The recent outbreak of blends combining famous names — from Brangelina to Scalito — was notable enough to merit inclusion in the New York Times' annual roundup of buzzwords. Though it seems that the faddish blending of celebrity couples is finally on the wane, political portmanteaus continue to emerge on a regular basis. Such name-blends are sometimes coined to underscore the similarity of two politicians, especially if they belong to opposing parties and should ostensibly be on different sides of the ideological fence. In his Dec. 24 column, conservative pundit Robert Novak mentions one recent example:
Republican senators complain that Sen. Edward M. Kennedy, liberal lion of the Senate, has taken over effective control of the Senate Health, Education, Labor and Pensions Committee because the Republican chairman, Sen. Michael Enzi of Wyoming, defers to him so much. In an era of intense partisanship, Kennedy and Enzi collaborate on spending and regulatory measures before their committee. ... Behind his back, Republican staffers have come to refer to the chairman as Sen. "Kenzi."
Unseemly bipartisanship is apparently enough to trigger a disparaging name-blend in the current Congress (particularly if there is a felicitous intersection of phonetic material, as with /'kɛnədi/ and /'ɛnzi/). Across the Atlantic, Conservative and Labour party faithful similarly express their wariness of bland centrism through onomastic fusions. In the Guardian, Timothy Ash suggests a blend to highlight the shared banality of Tory leader David Cameron and the man he hopes to replace as prime minister, Labour's Tony Blair: Camerair. Ash notes that Nick Cohen of the New Statesman has already beaten him to the punch with a different blend: Blameron. But Ash says he prefers his version since it "hints at the essential mixture of television cameras and hot air." (I'd say that Camerair is also preferable for its cheesy connotations, as it's reminiscent of Camembert.)
Camerair and Blameron have a clear progenitor in British political parlance. When Rab Butler, a Tory, replaced the Labour Party's Hugh Gaitskell as Chancellor of the Exchequer in the 1950s, the Economist satirized Butler's similarities to his predecessor by imagining a hybrid of the two chancellors named "Mr. Butskell." Conservative-Labour consensus politics then came to be labeled Butskellism.

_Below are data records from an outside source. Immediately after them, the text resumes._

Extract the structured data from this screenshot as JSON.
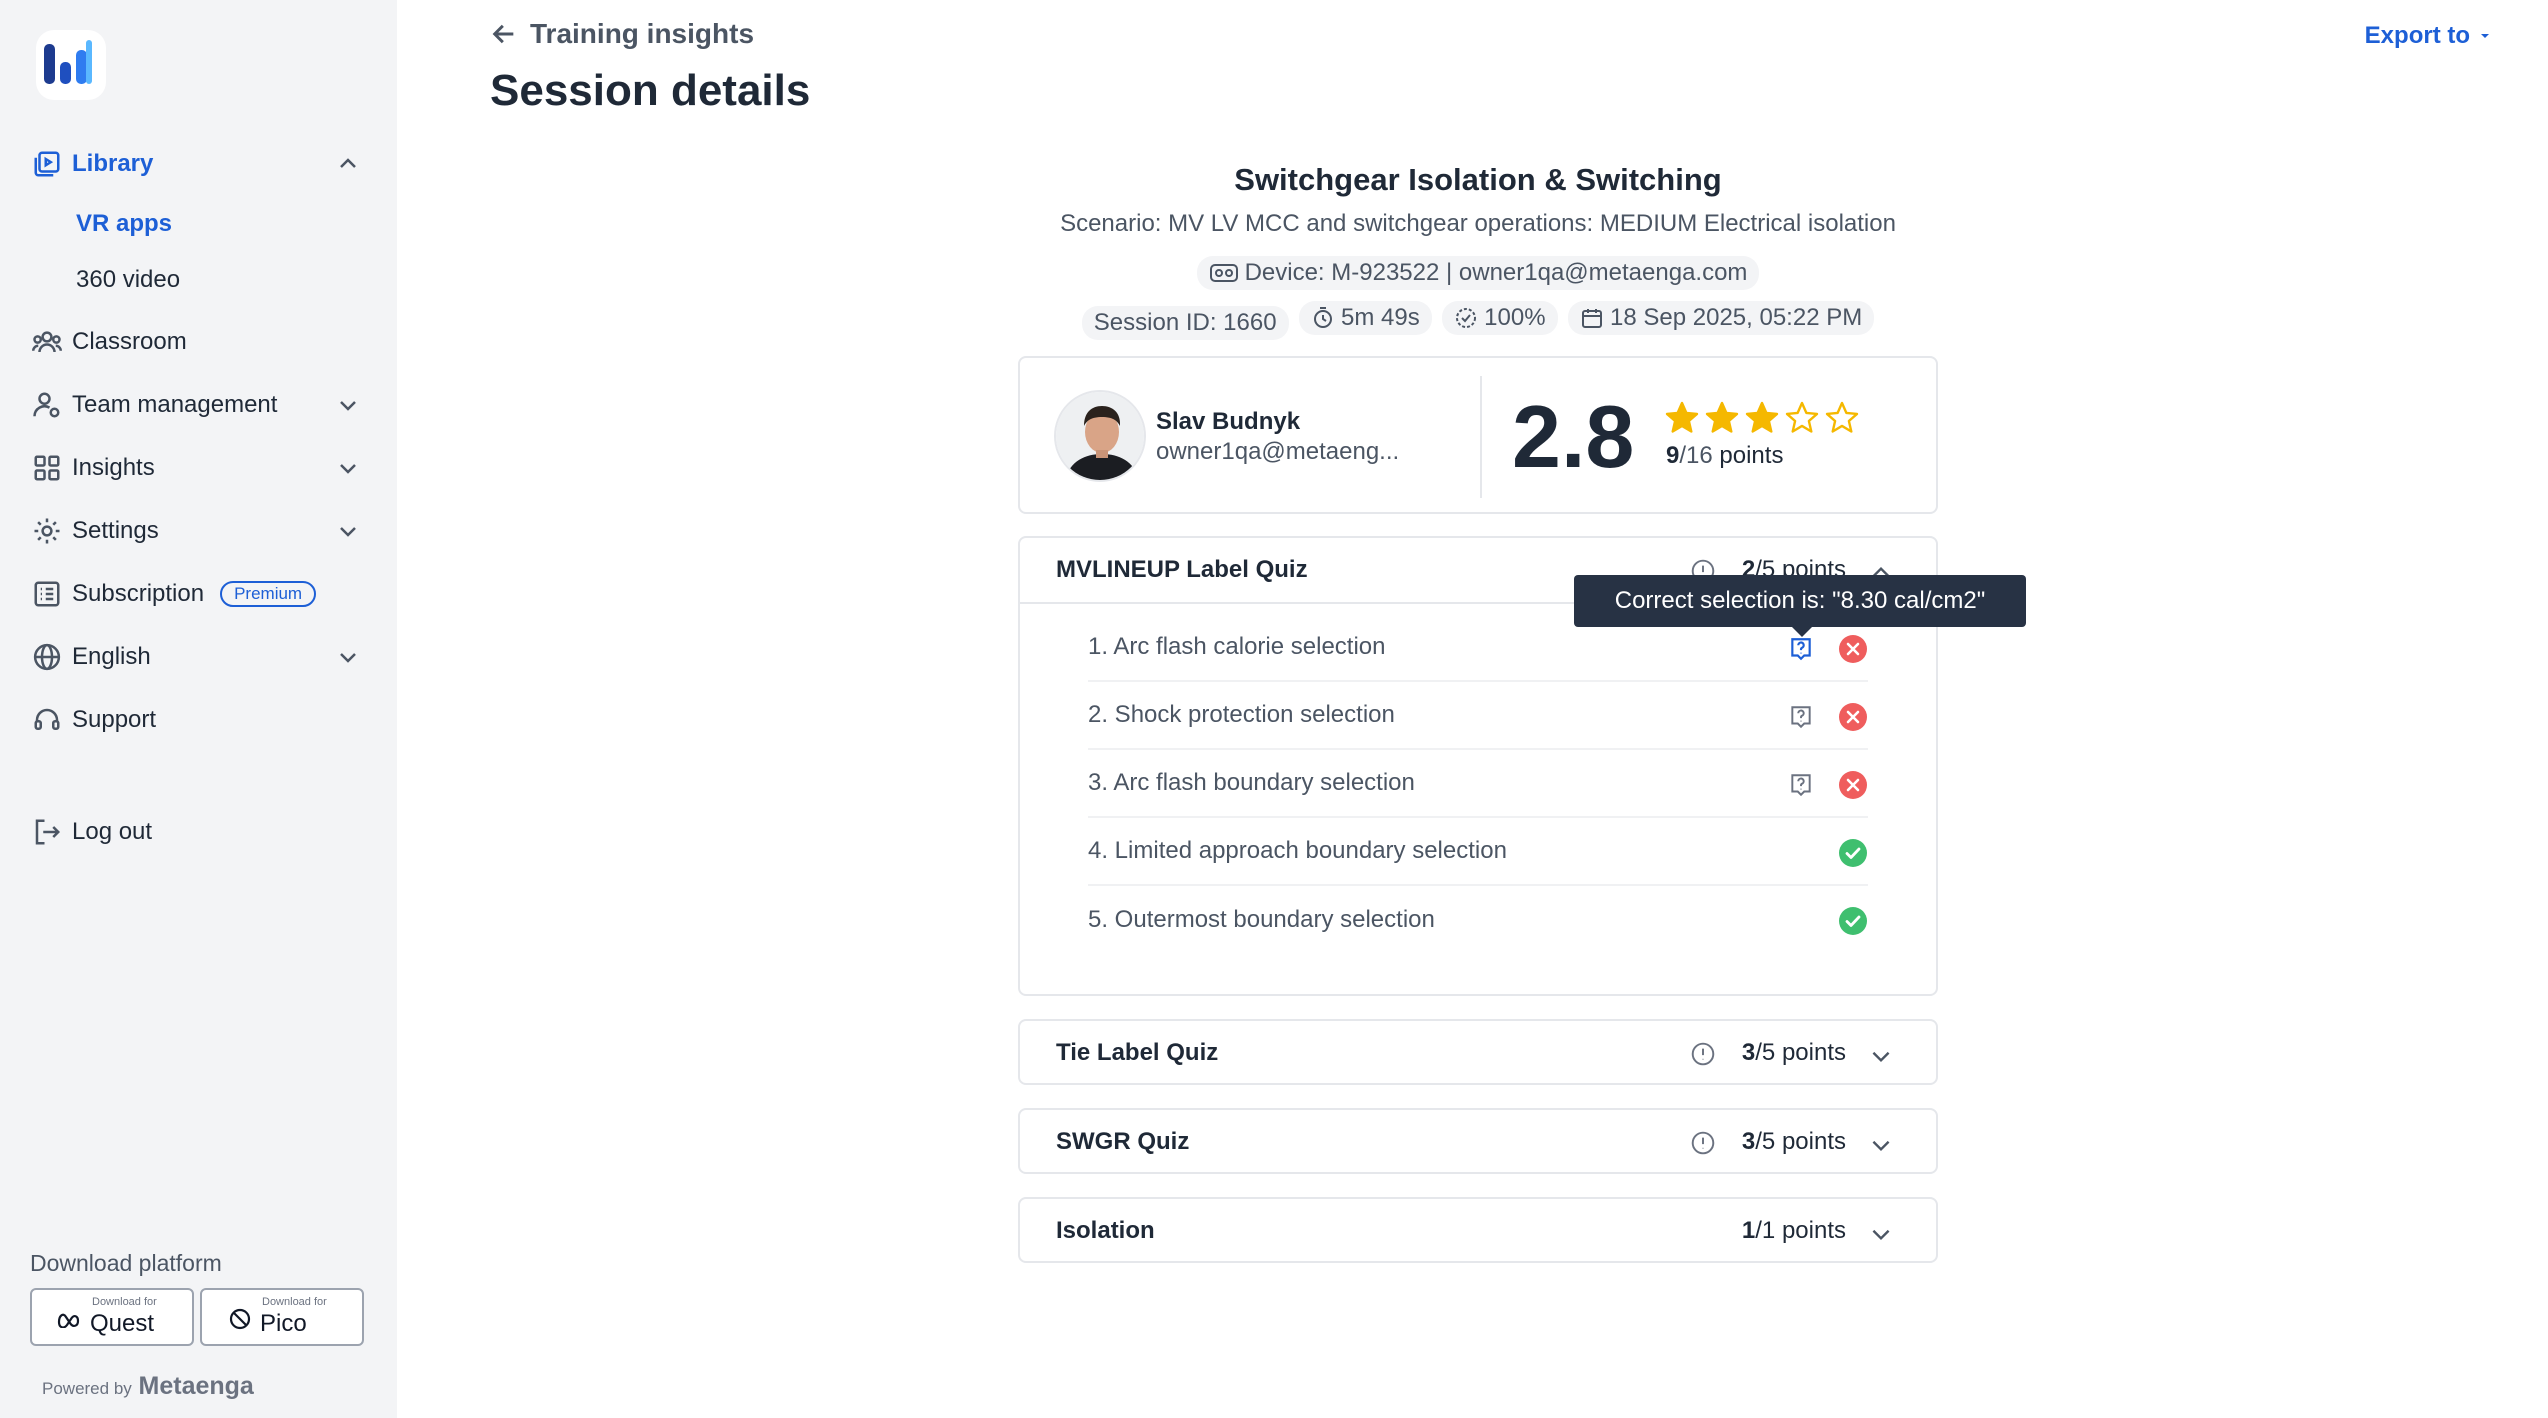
{
  "sidebar": {
    "items": {
      "library": "Library",
      "vr_apps": "VR apps",
      "video_360": "360 video",
      "classroom": "Classroom",
      "team_management": "Team management",
      "insights": "Insights",
      "settings": "Settings",
      "subscription": "Subscription",
      "premium_badge": "Premium",
      "language": "English",
      "support": "Support",
      "logout": "Log out"
    },
    "download": {
      "title": "Download platform",
      "quest_small": "Download for",
      "quest": "Quest",
      "pico_small": "Download for",
      "pico": "Pico"
    },
    "powered_by": "Powered by",
    "brand": "Metaenga"
  },
  "header": {
    "back_label": "Training insights",
    "title": "Session details",
    "export_label": "Export to"
  },
  "session": {
    "title": "Switchgear Isolation & Switching",
    "scenario": "Scenario: MV LV MCC and switchgear operations: MEDIUM Electrical isolation",
    "device": "Device: M-923522 | owner1qa@metaenga.com",
    "session_id": "Session ID: 1660",
    "duration": "5m 49s",
    "completion": "100%",
    "datetime": "18 Sep 2025, 05:22 PM"
  },
  "user": {
    "name": "Slav Budnyk",
    "email": "owner1qa@metaeng..."
  },
  "score": {
    "value": "2.8",
    "rating_out_of_5": 2.8,
    "points_earned": "9",
    "points_total": "/16",
    "points_label": "points"
  },
  "quizzes": [
    {
      "title": "MVLINEUP Label Quiz",
      "earned": "2",
      "total": "/5",
      "label": "points",
      "expanded": true,
      "questions": [
        {
          "text": "1. Arc flash calorie selection",
          "correct": false
        },
        {
          "text": "2. Shock protection selection",
          "correct": false
        },
        {
          "text": "3. Arc flash boundary selection",
          "correct": false
        },
        {
          "text": "4. Limited approach boundary selection",
          "correct": true
        },
        {
          "text": "5. Outermost boundary selection",
          "correct": true
        }
      ]
    },
    {
      "title": "Tie Label Quiz",
      "earned": "3",
      "total": "/5",
      "label": "points"
    },
    {
      "title": "SWGR Quiz",
      "earned": "3",
      "total": "/5",
      "label": "points"
    },
    {
      "title": "Isolation",
      "earned": "1",
      "total": "/1",
      "label": "points"
    }
  ],
  "tooltip": "Correct selection is: \"8.30 cal/cm2\"",
  "colors": {
    "accent": "#1d5fd6",
    "star": "#f5b800",
    "error": "#ef5d5d",
    "success": "#3fbf6f"
  }
}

Though there isn't such a high-profile precursor in U.S. political name-blending, it's not a particularly new phenomenon in this country either. In the April 1934 issue of American Speech, Robert Withington noted a name-blend in a book that had been published the previous year, William Aylott Orton's America in Search of Culture. Orton makes reference to "the Hoolidge era," conflating the presidential terms of Hoover and his predecessor Coolidge. Unlike Kenzi, Camerair, or Butskell, the Hoolidge blend combines members of the same party, suggesting the homogeneity of two successive Republican administrations rather than bipartisan blandness. (Withington also discerns in Hoolidge echoes of hooligan, evoking "a certain ridicule for the chicken-in-the-pot era which stressed material prosperity." This connotation would be missing if Orton had coined a chronologically ordered blend like Coover or Coolver.) There are no doubt earlier name-blends to be found in American political history — after all, one of the most famous political coinages is a blend of man and beast, dating to 1812: Gerrymander, combining Gerry (i.e., Massachusetts Governor Elbridge Gerry) with salamander.
Name-blending also has a durable lineage in literary criticism. In 1888, an article in the Saturday Review belittled the illustrious crank Ignatius Donnelly and his newly published book The Great Cryptogram, which supposedly uncovered the hidden ciphers proving that Shakespeare's plays were written by Sir Francis Bacon. The article, entitled "Ignatius Shacon," took great delight in satirizing Donnelly and his followers, the Shaconians (and their supposed foes, the Bakespearians). Shaconian hasn't had much staying power (except among curators of obscure words, variously deemed grandiloquent, luciferous, or simply worthless). A more famous literary name-blend appeared in a 1908 essay by George Bernard Shaw, in which Shaw conceived of a mythical four-legged creature combining aspects of his colleagues G.K. Chesterton and Hillaire Belloc. He called it the Chesterbelloc. I wonder what Shaw would have made of our current menagerie of Bennifers, Tomkats, and Vaughnistons?Posted by Benjamin Zimmer at December 26, 2005 11:09 PM